Santolina was also used in the time of Elizabeth I as a remedy for the bites of venomous creatures. It was also mixed into medicines for the plague.
The leaves and flowers of santolina were also said to help cure infectious fevers.
Santolina was also used to treat venomous bites. It was mixed into ointments and applied directly to the wound to cure it.
Santolina was used as a remedy for gastroenteritis in children.
The plant is still used in Indian medicine today.
Santolina is a name that is believed to come from Saint Lucy, the patron saint of sight. The plant has been used for treating eye and vision problems since ancient times.
Santolina is said to be a good remedy for tired eyes and night blindness. It can also be used to clean the skin around and in the eyes.
Santolina is sometimes called ‘wild lavender’ or ‘wild soda’.
Sources & references used in this article:
Cellular effects induced by Inula graveolens and Santolina corsica essential oils on Staphylococcus aureus by E Guinoiseau, A Luciani, PG Rossi, Y Quilichini… – European journal of …, 2010 – Springer
Genetic diversity in Egyptian populations of Achillea santolina using morphological traits and ISSR markers by A Badr, H Ahmed, M Hamouda, E El-Khateeb – Taeckholmia, 2014 – taec.journals.ekb.eg
Biological activities and chemical composition of Santolina africana Jord. et Fourr. aerial part essential oil from Algeria: Occurrence of polyacetylene derivatives by CEW Malti, C Baccati, M Mariani, F Hassani, B Babali… – Molecules, 2019 – mdpi.com
Chemical composition and in vitro antimicrobial activity of the essential oils of flower heads and leaves of Santolina rosmarinifolia L. from Romania by E Ioannou, A Poiata, M Hancianu… – Natural product …, 2007 – Taylor & Francis

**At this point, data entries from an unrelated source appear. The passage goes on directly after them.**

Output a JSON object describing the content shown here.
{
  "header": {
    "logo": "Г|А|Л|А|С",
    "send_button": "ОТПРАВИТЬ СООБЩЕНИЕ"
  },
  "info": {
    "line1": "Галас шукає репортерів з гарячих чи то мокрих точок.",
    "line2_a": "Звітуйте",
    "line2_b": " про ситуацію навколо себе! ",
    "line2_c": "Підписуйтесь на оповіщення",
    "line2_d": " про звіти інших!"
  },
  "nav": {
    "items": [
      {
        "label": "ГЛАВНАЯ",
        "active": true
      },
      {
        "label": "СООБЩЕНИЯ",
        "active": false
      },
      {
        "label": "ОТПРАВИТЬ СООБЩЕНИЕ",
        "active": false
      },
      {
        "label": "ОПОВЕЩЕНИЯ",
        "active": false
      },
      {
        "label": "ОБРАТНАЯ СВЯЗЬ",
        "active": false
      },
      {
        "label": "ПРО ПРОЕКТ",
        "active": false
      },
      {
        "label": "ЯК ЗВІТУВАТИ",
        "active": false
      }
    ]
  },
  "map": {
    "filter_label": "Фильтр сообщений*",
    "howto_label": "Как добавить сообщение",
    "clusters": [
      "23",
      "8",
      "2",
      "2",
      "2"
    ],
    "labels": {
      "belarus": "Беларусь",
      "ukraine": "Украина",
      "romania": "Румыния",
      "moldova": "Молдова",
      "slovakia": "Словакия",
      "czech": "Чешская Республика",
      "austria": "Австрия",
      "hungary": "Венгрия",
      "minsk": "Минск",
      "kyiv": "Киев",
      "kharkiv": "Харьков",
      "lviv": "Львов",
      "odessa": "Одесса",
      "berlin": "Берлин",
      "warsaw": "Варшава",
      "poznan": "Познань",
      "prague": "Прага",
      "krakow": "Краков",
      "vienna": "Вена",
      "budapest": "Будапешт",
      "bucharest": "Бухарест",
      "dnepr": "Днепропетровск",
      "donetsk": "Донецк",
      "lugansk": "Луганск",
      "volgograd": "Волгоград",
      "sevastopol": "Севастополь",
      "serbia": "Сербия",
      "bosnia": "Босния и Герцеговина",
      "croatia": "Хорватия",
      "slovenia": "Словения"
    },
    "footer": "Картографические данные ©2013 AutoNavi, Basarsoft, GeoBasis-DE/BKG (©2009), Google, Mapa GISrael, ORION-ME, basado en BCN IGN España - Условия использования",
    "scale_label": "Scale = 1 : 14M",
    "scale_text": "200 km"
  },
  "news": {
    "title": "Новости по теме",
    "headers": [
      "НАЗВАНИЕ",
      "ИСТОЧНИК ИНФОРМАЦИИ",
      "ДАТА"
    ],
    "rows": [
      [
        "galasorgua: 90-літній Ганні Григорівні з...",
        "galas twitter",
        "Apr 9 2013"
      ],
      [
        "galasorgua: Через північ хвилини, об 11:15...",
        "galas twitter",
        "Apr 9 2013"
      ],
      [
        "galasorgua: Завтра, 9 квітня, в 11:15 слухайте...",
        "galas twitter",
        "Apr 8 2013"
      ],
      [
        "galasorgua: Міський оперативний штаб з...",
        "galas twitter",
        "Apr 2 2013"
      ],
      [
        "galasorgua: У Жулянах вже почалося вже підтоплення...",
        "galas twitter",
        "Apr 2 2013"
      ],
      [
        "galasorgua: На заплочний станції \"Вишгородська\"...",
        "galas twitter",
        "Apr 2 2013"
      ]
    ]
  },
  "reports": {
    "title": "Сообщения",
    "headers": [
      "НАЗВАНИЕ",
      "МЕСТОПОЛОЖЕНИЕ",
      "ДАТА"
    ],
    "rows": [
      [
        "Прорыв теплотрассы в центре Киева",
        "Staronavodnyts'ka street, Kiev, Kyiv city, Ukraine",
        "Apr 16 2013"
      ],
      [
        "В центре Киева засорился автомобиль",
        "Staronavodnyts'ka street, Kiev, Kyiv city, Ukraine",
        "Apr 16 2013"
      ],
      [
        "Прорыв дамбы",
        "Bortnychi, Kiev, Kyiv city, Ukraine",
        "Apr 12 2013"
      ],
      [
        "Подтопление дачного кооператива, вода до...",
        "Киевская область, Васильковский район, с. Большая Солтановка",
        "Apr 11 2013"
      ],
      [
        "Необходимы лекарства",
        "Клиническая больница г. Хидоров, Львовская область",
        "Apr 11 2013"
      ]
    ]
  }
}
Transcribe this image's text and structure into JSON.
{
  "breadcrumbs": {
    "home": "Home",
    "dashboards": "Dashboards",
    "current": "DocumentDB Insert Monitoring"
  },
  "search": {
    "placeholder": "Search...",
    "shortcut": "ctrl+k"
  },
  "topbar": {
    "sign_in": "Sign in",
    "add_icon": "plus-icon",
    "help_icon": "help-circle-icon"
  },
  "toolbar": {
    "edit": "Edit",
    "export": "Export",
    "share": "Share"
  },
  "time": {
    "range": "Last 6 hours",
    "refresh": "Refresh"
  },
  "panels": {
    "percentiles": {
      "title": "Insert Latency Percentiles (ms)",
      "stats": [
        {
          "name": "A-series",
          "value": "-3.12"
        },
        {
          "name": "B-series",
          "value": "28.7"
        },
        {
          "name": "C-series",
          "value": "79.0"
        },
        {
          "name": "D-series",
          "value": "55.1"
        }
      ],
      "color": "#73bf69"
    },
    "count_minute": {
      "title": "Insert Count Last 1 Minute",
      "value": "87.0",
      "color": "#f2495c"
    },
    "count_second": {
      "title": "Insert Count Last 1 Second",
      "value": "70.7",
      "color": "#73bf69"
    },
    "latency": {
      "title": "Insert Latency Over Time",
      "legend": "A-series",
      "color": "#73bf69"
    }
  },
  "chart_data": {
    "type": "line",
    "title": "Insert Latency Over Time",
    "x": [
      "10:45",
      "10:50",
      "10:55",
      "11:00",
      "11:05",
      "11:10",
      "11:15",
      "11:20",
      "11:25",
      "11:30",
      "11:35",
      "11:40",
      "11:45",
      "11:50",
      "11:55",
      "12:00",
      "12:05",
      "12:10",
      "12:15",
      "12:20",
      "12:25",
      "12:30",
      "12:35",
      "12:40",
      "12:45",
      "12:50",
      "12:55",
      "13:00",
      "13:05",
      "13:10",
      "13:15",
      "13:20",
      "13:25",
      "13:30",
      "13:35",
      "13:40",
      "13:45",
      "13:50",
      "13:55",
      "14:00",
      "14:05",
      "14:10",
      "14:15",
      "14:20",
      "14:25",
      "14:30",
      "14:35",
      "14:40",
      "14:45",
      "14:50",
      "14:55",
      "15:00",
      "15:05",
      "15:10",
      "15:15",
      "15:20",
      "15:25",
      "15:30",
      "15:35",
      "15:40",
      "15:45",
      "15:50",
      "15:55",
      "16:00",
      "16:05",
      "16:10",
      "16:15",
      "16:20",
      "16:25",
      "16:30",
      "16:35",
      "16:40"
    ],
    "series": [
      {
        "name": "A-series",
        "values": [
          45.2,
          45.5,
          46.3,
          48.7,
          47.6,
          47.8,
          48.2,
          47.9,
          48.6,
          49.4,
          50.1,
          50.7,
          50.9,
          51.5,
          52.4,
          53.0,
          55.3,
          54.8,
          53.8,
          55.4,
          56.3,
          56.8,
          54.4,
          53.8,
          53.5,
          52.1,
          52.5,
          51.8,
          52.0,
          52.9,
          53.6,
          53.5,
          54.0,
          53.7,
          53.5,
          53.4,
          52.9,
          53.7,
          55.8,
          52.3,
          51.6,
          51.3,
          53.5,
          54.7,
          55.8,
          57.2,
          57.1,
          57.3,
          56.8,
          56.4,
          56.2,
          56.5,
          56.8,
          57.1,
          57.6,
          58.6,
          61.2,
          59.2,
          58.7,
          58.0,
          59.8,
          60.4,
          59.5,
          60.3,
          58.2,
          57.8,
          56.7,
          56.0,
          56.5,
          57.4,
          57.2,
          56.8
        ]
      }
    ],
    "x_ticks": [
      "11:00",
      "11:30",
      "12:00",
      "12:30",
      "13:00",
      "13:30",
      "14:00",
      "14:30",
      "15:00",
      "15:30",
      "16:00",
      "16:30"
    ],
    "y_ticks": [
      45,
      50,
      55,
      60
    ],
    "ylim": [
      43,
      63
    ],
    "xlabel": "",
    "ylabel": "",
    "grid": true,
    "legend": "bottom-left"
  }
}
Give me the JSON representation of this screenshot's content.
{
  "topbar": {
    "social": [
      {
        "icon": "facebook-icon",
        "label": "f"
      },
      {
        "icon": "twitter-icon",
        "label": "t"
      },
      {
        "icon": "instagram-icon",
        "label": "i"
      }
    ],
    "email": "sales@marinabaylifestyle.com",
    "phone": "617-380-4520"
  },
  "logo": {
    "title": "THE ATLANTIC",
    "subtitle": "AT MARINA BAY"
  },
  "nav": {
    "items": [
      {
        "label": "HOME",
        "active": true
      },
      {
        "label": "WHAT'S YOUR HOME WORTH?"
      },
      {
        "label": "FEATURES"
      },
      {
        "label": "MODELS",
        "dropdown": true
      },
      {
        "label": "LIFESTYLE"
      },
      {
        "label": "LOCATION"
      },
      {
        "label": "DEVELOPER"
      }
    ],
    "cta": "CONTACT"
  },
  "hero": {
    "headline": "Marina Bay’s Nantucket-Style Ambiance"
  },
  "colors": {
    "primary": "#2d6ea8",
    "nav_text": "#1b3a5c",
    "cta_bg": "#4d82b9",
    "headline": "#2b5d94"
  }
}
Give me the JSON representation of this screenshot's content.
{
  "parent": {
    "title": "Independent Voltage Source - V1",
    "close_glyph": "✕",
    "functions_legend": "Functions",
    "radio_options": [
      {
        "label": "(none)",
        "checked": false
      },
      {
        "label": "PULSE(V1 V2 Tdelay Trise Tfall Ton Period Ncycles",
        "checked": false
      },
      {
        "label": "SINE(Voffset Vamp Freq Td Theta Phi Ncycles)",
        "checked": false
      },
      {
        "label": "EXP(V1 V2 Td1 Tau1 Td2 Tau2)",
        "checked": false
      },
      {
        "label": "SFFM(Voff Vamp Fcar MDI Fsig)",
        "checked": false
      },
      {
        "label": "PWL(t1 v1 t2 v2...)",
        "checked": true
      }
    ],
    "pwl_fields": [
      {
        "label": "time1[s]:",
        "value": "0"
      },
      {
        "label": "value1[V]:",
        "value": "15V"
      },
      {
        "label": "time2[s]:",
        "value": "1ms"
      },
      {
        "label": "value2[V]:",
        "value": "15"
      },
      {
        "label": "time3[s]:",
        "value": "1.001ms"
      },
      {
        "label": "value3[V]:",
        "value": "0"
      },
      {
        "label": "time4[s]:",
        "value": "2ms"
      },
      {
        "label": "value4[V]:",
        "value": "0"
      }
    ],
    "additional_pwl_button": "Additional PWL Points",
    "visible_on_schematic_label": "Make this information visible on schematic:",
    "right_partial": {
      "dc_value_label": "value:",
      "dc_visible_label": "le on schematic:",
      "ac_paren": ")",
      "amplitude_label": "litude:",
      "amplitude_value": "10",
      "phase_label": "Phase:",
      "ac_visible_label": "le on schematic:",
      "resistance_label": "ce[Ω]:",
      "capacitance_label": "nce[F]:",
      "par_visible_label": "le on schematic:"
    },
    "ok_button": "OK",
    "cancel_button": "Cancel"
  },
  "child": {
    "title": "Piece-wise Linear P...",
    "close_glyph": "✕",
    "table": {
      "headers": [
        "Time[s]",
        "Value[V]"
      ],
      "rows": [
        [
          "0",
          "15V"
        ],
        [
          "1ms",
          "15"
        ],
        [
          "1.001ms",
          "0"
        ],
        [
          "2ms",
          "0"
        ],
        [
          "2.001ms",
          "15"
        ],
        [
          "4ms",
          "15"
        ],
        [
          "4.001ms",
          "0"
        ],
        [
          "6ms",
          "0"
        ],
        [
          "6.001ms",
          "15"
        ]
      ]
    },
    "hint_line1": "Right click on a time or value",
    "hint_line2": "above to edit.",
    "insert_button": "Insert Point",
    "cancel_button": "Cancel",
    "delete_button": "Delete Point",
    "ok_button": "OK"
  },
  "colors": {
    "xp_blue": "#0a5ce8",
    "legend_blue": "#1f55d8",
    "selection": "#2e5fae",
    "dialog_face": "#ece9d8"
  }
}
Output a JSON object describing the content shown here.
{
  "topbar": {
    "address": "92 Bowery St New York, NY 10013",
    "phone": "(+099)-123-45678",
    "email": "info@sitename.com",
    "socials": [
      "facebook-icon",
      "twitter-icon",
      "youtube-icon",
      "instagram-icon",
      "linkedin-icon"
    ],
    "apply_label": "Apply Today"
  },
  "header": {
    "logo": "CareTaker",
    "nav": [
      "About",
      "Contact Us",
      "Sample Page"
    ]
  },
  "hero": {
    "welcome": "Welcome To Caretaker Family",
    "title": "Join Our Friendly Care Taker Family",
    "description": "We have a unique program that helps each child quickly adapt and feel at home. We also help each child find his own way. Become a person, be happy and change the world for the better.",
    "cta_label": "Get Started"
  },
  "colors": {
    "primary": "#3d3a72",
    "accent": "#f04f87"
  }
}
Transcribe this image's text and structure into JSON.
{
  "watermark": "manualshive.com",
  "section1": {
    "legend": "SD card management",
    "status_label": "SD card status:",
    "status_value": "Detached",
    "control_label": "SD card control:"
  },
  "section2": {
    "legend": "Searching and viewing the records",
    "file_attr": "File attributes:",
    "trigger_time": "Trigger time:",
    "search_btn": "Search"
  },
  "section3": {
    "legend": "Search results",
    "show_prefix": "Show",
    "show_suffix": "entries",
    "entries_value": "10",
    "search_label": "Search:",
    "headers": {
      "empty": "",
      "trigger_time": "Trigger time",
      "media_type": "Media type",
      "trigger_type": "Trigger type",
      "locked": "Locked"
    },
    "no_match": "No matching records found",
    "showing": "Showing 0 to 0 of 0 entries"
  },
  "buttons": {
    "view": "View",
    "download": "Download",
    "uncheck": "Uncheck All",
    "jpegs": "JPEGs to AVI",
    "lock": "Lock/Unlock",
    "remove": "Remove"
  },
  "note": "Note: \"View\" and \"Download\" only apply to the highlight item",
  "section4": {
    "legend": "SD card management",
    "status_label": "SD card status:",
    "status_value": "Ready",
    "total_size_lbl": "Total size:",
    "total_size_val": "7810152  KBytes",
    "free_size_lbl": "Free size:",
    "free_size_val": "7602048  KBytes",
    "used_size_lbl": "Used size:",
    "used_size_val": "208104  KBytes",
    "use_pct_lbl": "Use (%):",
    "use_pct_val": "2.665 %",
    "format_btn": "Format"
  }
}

New chemotype of essential oil of Achillea santolina L. collected from different regions of Algeria by T Berramdane, N Gourine, I Bombarda… – Journal of Food …, 2018 – Springer